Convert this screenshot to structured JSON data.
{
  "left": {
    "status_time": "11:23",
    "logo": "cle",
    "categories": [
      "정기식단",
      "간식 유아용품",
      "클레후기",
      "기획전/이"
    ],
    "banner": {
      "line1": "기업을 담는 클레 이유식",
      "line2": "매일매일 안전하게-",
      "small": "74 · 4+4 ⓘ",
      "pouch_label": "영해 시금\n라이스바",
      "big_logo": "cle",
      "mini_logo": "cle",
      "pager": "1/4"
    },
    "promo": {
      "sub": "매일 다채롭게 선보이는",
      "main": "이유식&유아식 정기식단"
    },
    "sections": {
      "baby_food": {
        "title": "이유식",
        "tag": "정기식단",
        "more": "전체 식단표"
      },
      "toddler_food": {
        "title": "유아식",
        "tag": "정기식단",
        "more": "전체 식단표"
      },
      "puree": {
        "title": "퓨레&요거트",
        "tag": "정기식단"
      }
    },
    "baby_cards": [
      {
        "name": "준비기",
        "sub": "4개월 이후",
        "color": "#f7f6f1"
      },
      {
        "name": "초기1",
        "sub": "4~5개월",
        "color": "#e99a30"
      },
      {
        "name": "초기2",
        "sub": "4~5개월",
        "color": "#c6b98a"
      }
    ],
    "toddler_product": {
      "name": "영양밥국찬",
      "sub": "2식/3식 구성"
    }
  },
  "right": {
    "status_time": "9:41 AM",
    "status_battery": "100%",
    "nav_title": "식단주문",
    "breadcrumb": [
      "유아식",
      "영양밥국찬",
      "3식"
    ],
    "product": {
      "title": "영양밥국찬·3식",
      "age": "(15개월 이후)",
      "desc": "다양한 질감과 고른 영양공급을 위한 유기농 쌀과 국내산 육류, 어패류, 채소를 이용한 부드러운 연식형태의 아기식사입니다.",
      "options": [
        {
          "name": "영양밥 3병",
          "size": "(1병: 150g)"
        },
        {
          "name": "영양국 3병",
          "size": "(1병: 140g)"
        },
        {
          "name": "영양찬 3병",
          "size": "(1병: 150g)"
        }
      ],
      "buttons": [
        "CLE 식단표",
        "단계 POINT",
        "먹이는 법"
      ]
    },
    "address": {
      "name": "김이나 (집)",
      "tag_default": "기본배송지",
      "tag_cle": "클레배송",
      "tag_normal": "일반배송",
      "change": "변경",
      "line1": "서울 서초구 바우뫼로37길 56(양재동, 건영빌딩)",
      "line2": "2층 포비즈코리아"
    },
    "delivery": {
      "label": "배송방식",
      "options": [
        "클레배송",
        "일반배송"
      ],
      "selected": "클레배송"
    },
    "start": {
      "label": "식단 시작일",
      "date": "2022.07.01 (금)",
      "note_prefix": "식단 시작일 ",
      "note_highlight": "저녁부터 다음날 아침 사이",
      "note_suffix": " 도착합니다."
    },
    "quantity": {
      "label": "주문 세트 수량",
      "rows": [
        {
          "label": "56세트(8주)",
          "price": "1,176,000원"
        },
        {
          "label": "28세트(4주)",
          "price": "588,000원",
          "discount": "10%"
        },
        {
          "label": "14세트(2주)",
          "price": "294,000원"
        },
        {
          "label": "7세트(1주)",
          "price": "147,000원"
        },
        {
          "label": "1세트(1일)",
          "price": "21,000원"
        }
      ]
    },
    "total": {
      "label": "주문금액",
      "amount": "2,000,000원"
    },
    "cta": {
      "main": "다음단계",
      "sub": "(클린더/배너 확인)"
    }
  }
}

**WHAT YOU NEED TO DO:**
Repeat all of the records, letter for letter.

**SOLUTION FOR THIS EXERCISE:**
Convert this screenshot to structured JSON data.
{
  "left": {
    "status_time": "11:23",
    "logo": "cle",
    "categories": [
      "정기식단",
      "간식 유아용품",
      "클레후기",
      "기획전/이"
    ],
    "banner": {
      "line1": "기업을 담는 클레 이유식",
      "line2": "매일매일 안전하게-",
      "small": "74 · 4+4 ⓘ",
      "pouch_label": "영해 시금\n라이스바",
      "big_logo": "cle",
      "mini_logo": "cle",
      "pager": "1/4"
    },
    "promo": {
      "sub": "매일 다채롭게 선보이는",
      "main": "이유식&유아식 정기식단"
    },
    "sections": {
      "baby_food": {
        "title": "이유식",
        "tag": "정기식단",
        "more": "전체 식단표"
      },
      "toddler_food": {
        "title": "유아식",
        "tag": "정기식단",
        "more": "전체 식단표"
      },
      "puree": {
        "title": "퓨레&요거트",
        "tag": "정기식단"
      }
    },
    "baby_cards": [
      {
        "name": "준비기",
        "sub": "4개월 이후",
        "color": "#f7f6f1"
      },
      {
        "name": "초기1",
        "sub": "4~5개월",
        "color": "#e99a30"
      },
      {
        "name": "초기2",
        "sub": "4~5개월",
        "color": "#c6b98a"
      }
    ],
    "toddler_product": {
      "name": "영양밥국찬",
      "sub": "2식/3식 구성"
    }
  },
  "right": {
    "status_time": "9:41 AM",
    "status_battery": "100%",
    "nav_title": "식단주문",
    "breadcrumb": [
      "유아식",
      "영양밥국찬",
      "3식"
    ],
    "product": {
      "title": "영양밥국찬·3식",
      "age": "(15개월 이후)",
      "desc": "다양한 질감과 고른 영양공급을 위한 유기농 쌀과 국내산 육류, 어패류, 채소를 이용한 부드러운 연식형태의 아기식사입니다.",
      "options": [
        {
          "name": "영양밥 3병",
          "size": "(1병: 150g)"
        },
        {
          "name": "영양국 3병",
          "size": "(1병: 140g)"
        },
        {
          "name": "영양찬 3병",
          "size": "(1병: 150g)"
        }
      ],
      "buttons": [
        "CLE 식단표",
        "단계 POINT",
        "먹이는 법"
      ]
    },
    "address": {
      "name": "김이나 (집)",
      "tag_default": "기본배송지",
      "tag_cle": "클레배송",
      "tag_normal": "일반배송",
      "change": "변경",
      "line1": "서울 서초구 바우뫼로37길 56(양재동, 건영빌딩)",
      "line2": "2층 포비즈코리아"
    },
    "delivery": {
      "label": "배송방식",
      "options": [
        "클레배송",
        "일반배송"
      ],
      "selected": "클레배송"
    },
    "start": {
      "label": "식단 시작일",
      "date": "2022.07.01 (금)",
      "note_prefix": "식단 시작일 ",
      "note_highlight": "저녁부터 다음날 아침 사이",
      "note_suffix": " 도착합니다."
    },
    "quantity": {
      "label": "주문 세트 수량",
      "rows": [
        {
          "label": "56세트(8주)",
          "price": "1,176,000원"
        },
        {
          "label": "28세트(4주)",
          "price": "588,000원",
          "discount": "10%"
        },
        {
          "label": "14세트(2주)",
          "price": "294,000원"
        },
        {
          "label": "7세트(1주)",
          "price": "147,000원"
        },
        {
          "label": "1세트(1일)",
          "price": "21,000원"
        }
      ]
    },
    "total": {
      "label": "주문금액",
      "amount": "2,000,000원"
    },
    "cta": {
      "main": "다음단계",
      "sub": "(클린더/배너 확인)"
    }
  }
}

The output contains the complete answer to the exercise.